    2. (US) A customary conversation in which the parent(s) of a black child explain the racism and violence they may face, especially when interacting with police, and strategies to manage it.
      • 2012, Crystal McCrary, Inspiration: Profiles of Black Women Changing Our World →ISBN:
        Later, I made sure to have the talk with my son about being a black boy, []
      • 2016, Jim Wallis, America's Original Sin: Racism, White Privilege, and the Bridge →ISBN:
        The Talk
        All the black parents I have ever spoken to have had “the talk” with their sons and daughters. “The talk” is a conversation about how to behave and not to behave with police.
      • 2016, Stuart Scott, Larry Platt, Every Day I Fight →ISBN, page 36:
        Now, I was a black man in the South, and my folks had had “the talk” with me. No, not the one about the birds and bees.
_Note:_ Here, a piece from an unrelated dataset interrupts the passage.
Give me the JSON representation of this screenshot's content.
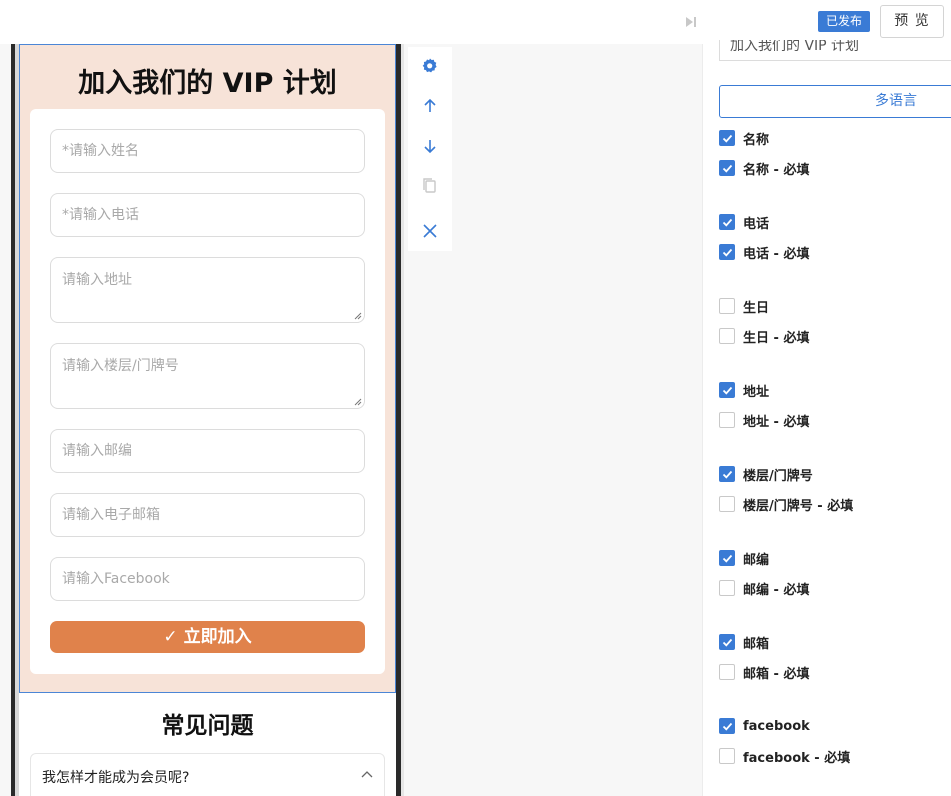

This one is about the black man and the police.
  6. (uncountable, not preceded by an article) Empty boasting, promises or claims.
    The party leader's speech was all talk.
  7. (usually in the plural) Meeting to discuss a particular matter.
    The leaders of the G8 nations are currently in talks over nuclear weapons.
Synonyms
Derived terms
Terms derived from talk (noun)
Translations
The translations below need to be checked and inserted above into the appropriate translation tables, removing any numbers. Numbers do not necessarily match those in definitions. See instructions at Dictionary:Entry layout § Translations.

Related terms

Pages starting with “talk”.


Danish talk definition

Etymology

Via French talc or German Talk, from Persian طلق‎ (talq).

Pronunciation

  • IPA(key): /talk/, [tˢalˀɡ̊]

Noun

talk c (singular definite talken, not used in plural form)

  1. talc (a soft, fine-grained mineral used in talcum powder)

Related terms


Dutch talk definition

Pronunciation

Etymology 1

Noun

talk m (uncountable)

  1. talc (soft, fine-grained mineral used in talcum powder)

Descendants

  • Indonesian: talk

Etymology 2

From Middle Dutch talch, from Old Dutch *talg, from Proto-Germanic *talgaz. More at English tallow.

Noun

talk c (uncountable)

  1. Alternative form of talg (tallow)
Descendants

Anagrams


Indonesian talk definition

Etymology

From Dutch talk, from Middle French talc, from Arabic طَلْق(ṭalq), from Persian تلک(talk).

Pronunciation

  • IPA(key): (standard) [ˈtalk], [ˈtalə̆k]
  • Hyphenation: talk

Noun

talk (first-person possessive talkku, second-person possessive talkmu, third-person possessive talknya)

  1. talc

Alternative forms

  • talêk

Further reading


Polish talk definition

Etymology

From Medieval Latin talcum.

Pronunciation

  • IPA(key): /talk/
  • (file)
  • Rhymes: -alk
  • Syllabification: talk

Noun

talk m inan

  1. (mineralogy) talc
  2. talc, talcum powder

Declension

Derived terms

adjective
  • talkowy
 
verb
  • talkować
 

Further reading

  • talk in Wielki słownik języka polskiego, Instytut Języka Polskiego PAN
  • talk in Polish dictionaries at PWN

Swedish talk definition

Noun

talk c

  1. talc (a soft, fine-grained mineral used in talcum powder)

Declension

Declension of talk 
Uncountable
Indefinite Definite
Nominative talk talken
Genitive talks talkens